He says comparisons with Jermain Defoe, who went the other way when Bobby arrived in January, are futile, and explains:
"They are different types of players; I am hoping Bobby will prove himself a hero here but in a different way from Jermain.
"There are not many Jermain Defoes about anywhere because if you give it to the wee fellow he will score goals.
"Bobby is a different kind of player, probably a more intelligent footballer as such, so he has got a heck of a lot of pluses as well.
"He is his own man and he is not here to replace Jermain Defoe - and he has proved that."
Bobby scored on his home debut against Cardiff, but, self-critical that he is, was not too happy with his overall performance.
That a player who scores the winning goal in front of his own fans can still admit to being dissatisfied is a measure of the high standards Bobby sets for himself - and that Alan Pardew also demands.
"I was disappointed in Bobby in the first half," says Alan, "but in the second half when he had that clear chance I was pleased he kept his cool - because a lot of players would have snatched at that opportunity."
Peter admits that there were worries, with the Cardiff game being so tight, that the game might slip away, and adds:
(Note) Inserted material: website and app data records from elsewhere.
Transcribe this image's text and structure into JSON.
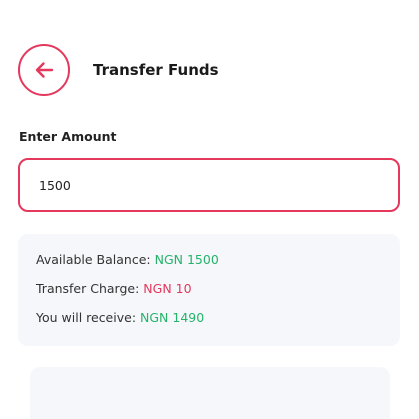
{
  "header": {
    "title": "Transfer Funds",
    "back_icon": "arrow-left-icon",
    "accent_color": "#e4385d"
  },
  "amount": {
    "label": "Enter Amount",
    "value": "1500"
  },
  "summary": {
    "available_label": "Available Balance: ",
    "available_value": "NGN 1500",
    "charge_label": "Transfer Charge: ",
    "charge_value": "NGN 10",
    "receive_label": "You will receive: ",
    "receive_value": "NGN 1490",
    "positive_color": "#25b36a",
    "negative_color": "#e4385d"
  }
}
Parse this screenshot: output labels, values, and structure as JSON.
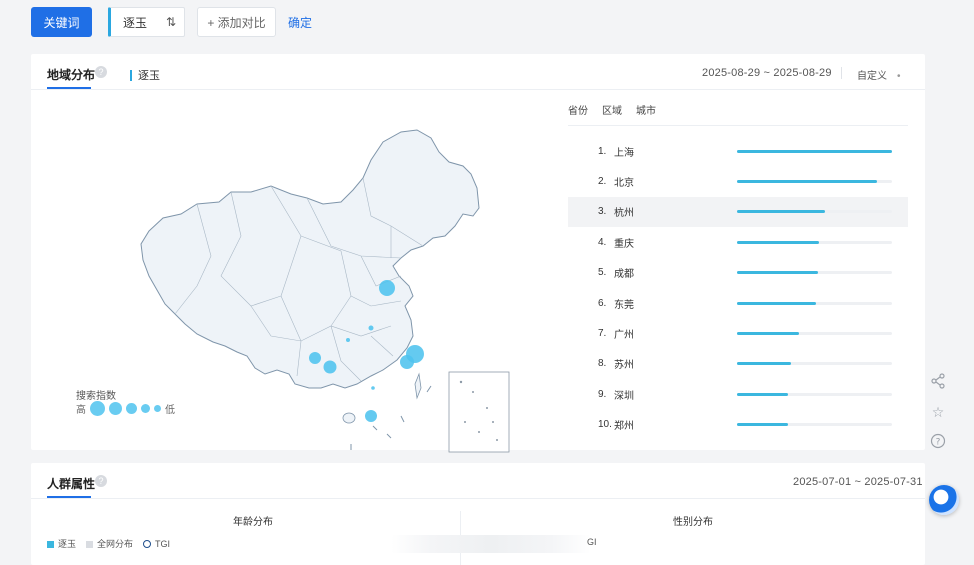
{
  "toolbar": {
    "keyword_button": "关键词",
    "keyword_value": "逐玉",
    "add_compare": "+ 添加对比",
    "confirm": "确定"
  },
  "region_card": {
    "title": "地域分布",
    "keyword_legend": "逐玉",
    "date_range": "2025-08-29 ~ 2025-08-29",
    "custom": "自定义",
    "custom_arrow": "•",
    "tabs": [
      "省份",
      "区域",
      "城市"
    ],
    "map_legend_title": "搜索指数",
    "map_legend_high": "高",
    "map_legend_low": "低",
    "ranking": [
      {
        "num": "1.",
        "city": "上海",
        "value": 1.0
      },
      {
        "num": "2.",
        "city": "北京",
        "value": 0.9
      },
      {
        "num": "3.",
        "city": "杭州",
        "value": 0.57
      },
      {
        "num": "4.",
        "city": "重庆",
        "value": 0.53
      },
      {
        "num": "5.",
        "city": "成都",
        "value": 0.52
      },
      {
        "num": "6.",
        "city": "东莞",
        "value": 0.51
      },
      {
        "num": "7.",
        "city": "广州",
        "value": 0.4
      },
      {
        "num": "8.",
        "city": "苏州",
        "value": 0.35
      },
      {
        "num": "9.",
        "city": "深圳",
        "value": 0.33
      },
      {
        "num": "10.",
        "city": "郑州",
        "value": 0.33
      }
    ],
    "highlight_index": 2,
    "colors": {
      "accent": "#1f6fe6",
      "bar": "#3bb7df",
      "bubble": "#4fc3ee",
      "map_fill": "#eef3f8",
      "map_stroke": "#7f95aa"
    }
  },
  "crowd_card": {
    "title": "人群属性",
    "date_range": "2025-07-01 ~ 2025-07-31",
    "age_title": "年龄分布",
    "gender_title": "性别分布",
    "legend": [
      "逐玉",
      "全网分布",
      "TGI"
    ],
    "right_tgi": "GI"
  },
  "side_icons": [
    "share-icon",
    "star-icon",
    "help-icon"
  ]
}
"There was a bit of concern because we hit the woodwork but it turned out to be a perfect day."
Peter admits that, although Gabbidon could have gone off for a foul on Bobby, Tomas Repka could also have been shown the red card for his spat with the referee.
"We were fortunate that Tomas wasn't sent off so we got to be fair and it evened itself out," he says.
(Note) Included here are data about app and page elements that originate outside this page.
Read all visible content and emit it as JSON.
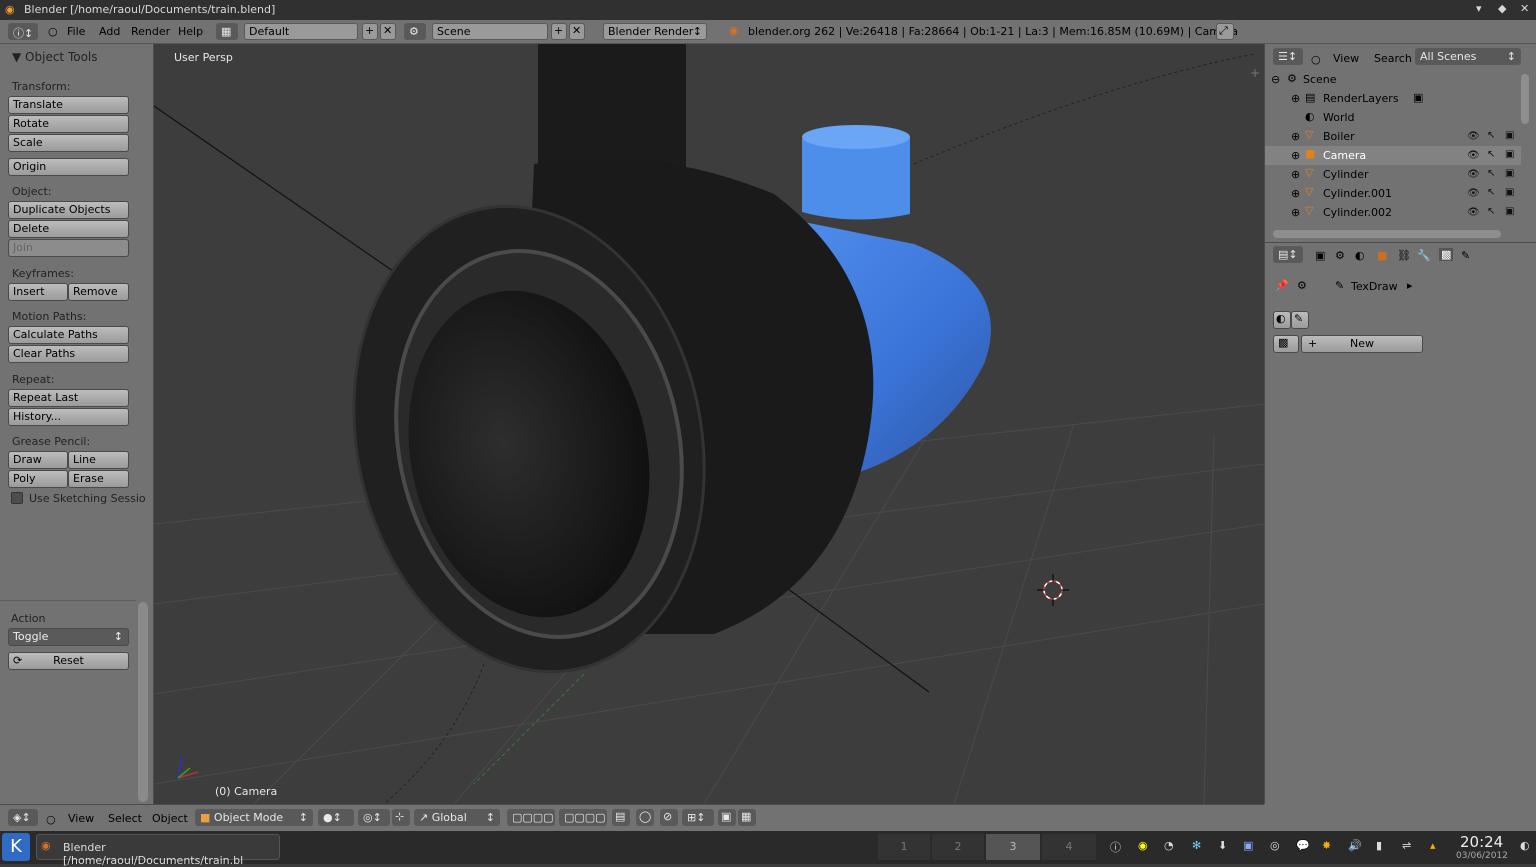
{
  "titlebar": {
    "title": "Blender [/home/raoul/Documents/train.blend]"
  },
  "info": {
    "menus": [
      "File",
      "Add",
      "Render",
      "Help"
    ],
    "layout": "Default",
    "scene": "Scene",
    "engine": "Blender Render",
    "stats": "blender.org 262 | Ve:26418 | Fa:28664 | Ob:1-21 | La:3 | Mem:16.85M (10.69M) | Camera"
  },
  "toolshelf": {
    "header": "Object Tools",
    "transform_label": "Transform:",
    "translate": "Translate",
    "rotate": "Rotate",
    "scale": "Scale",
    "origin": "Origin",
    "object_label": "Object:",
    "duplicate": "Duplicate Objects",
    "delete": "Delete",
    "join": "Join",
    "keyframes_label": "Keyframes:",
    "insert": "Insert",
    "remove": "Remove",
    "motion_label": "Motion Paths:",
    "calc_paths": "Calculate Paths",
    "clear_paths": "Clear Paths",
    "repeat_label": "Repeat:",
    "repeat_last": "Repeat Last",
    "history": "History...",
    "grease_label": "Grease Pencil:",
    "draw": "Draw",
    "line": "Line",
    "poly": "Poly",
    "erase": "Erase",
    "sketch": "Use Sketching Sessio",
    "action_label": "Action",
    "action_value": "Toggle",
    "reset": "Reset"
  },
  "viewport": {
    "view_name": "User Persp",
    "object_label": "(0) Camera"
  },
  "outliner": {
    "view": "View",
    "search": "Search",
    "filter": "All Scenes",
    "items": [
      {
        "name": "Scene"
      },
      {
        "name": "RenderLayers"
      },
      {
        "name": "World"
      },
      {
        "name": "Boiler"
      },
      {
        "name": "Camera"
      },
      {
        "name": "Cylinder"
      },
      {
        "name": "Cylinder.001"
      },
      {
        "name": "Cylinder.002"
      }
    ]
  },
  "properties": {
    "brush": "TexDraw",
    "new_button": "New"
  },
  "vheader": {
    "menus": [
      "View",
      "Select",
      "Object"
    ],
    "mode": "Object Mode",
    "orientation": "Global"
  },
  "taskbar": {
    "window": "Blender [/home/raoul/Documents/train.bl",
    "desktops": [
      "1",
      "2",
      "3",
      "4"
    ],
    "clock_time": "20:24",
    "clock_date": "03/06/2012"
  },
  "colors": {
    "boiler_blue": "#3f7fe0",
    "viewport_bg": "#3d3d3d",
    "panel_gray": "#727272"
  }
}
"We were disappointed with Tomas and we told him in no uncertain terms that it won't be accepted because he is too important to us."
Peter is also full of praise for Tomas' fellow centre half Christian Dailly, who played with 14 stitches in his forehead, and adds:
"He did fantastically and that is the spirit you have got to have in the team; that is something we have in abundance - everyone wants to play and is keen to do well.
"If we can match that with the quality we have we can go places; we need to put a consistent run together."
On to Burnley, then, and Peter's assessment of that.
"We were frustrated, not because we didn't do things well, because there were periods when we were very good, especially in the first half," he opines.
"In the second half we sort of stepped off the gas a little bit and it was disappointing because we were missing that little bit of fire and drive.
"We thought we could quicken the tempo later in the game and we thought the game was there to be won.
"But fair play to them, they kept battling away and if you don't put the ball in the net with the chances we had early doors, it can work against you, and they got the goal.
"Although we were disappointed with some of the aspects of the play at times in the first half we looked phenomenal.
"One thing we have to mention is that there was no lack of effort; sometimes it is a lack of the quality of what we are doing, not the quantity of it, and that is what we have to eradicate.
"Sometimes we do extra work doing nothing and once we get them working as a team - it is not about individuals - that is how we are going to win the championship.
"You have to do it week in, week out, day in, day out in your training.
"The boys are buying into that - and they came in at half time disappointed and at full time disappointed.
"That is a plus because that means they know we have to turn these draws into victories."
Peter feels progress is being made, though, and adds:
"There is a lot more to come and you always pick things that have got to improve even when you play ever so well.
"Everybody does that when they are losing, the most important thing is to do that when you are winning.
"People keep saying to me this game is important or that game is important but the first game of the season is important and the last game of the season is - and everything in between.
"All the more so when you are a big club when you have to win every game - we have got the players capable of doing that home and away and we have to do that on the pitch.
"We didn't take our chances at Burnley, and maybe the legs went a little bit late in the game; we became second to things and we have got to be better than that if we want to win at places like that.
"We could have lost that game - although we are disappointed we didn't win it."
Peter was delighted with the support - over 1,500 - at Turf Moor, and adds:
"People forget that - because you are a big club, they expect it.
"I think it is phenomenal; they went all that way and then had to travel back to go to work the next day.
"We cannot thank them enough; I am not just saying that because I want them on our side.
"I think that is what frustrates the players all the more when we don't win, the fact that the support is so good.
"But we have two home games coming up now and that support will have a massive influence on how we play, and a massive influence on the opposition as well.
"Hopefully we can turn it into a fortress at Upton Park because we are certainly getting the backing away from home, that is for sure.
"We have got to look to win every game from now to the end of the season, home or away; that is because of the quality of players we have got.
"Other teams are quite comfortable going away and getting a point but victories are our Holy Grail to get to the Premiership - and there will be no stone unturned.
"There is no faulting the effort or commitment - it is just the way it is channelled at times."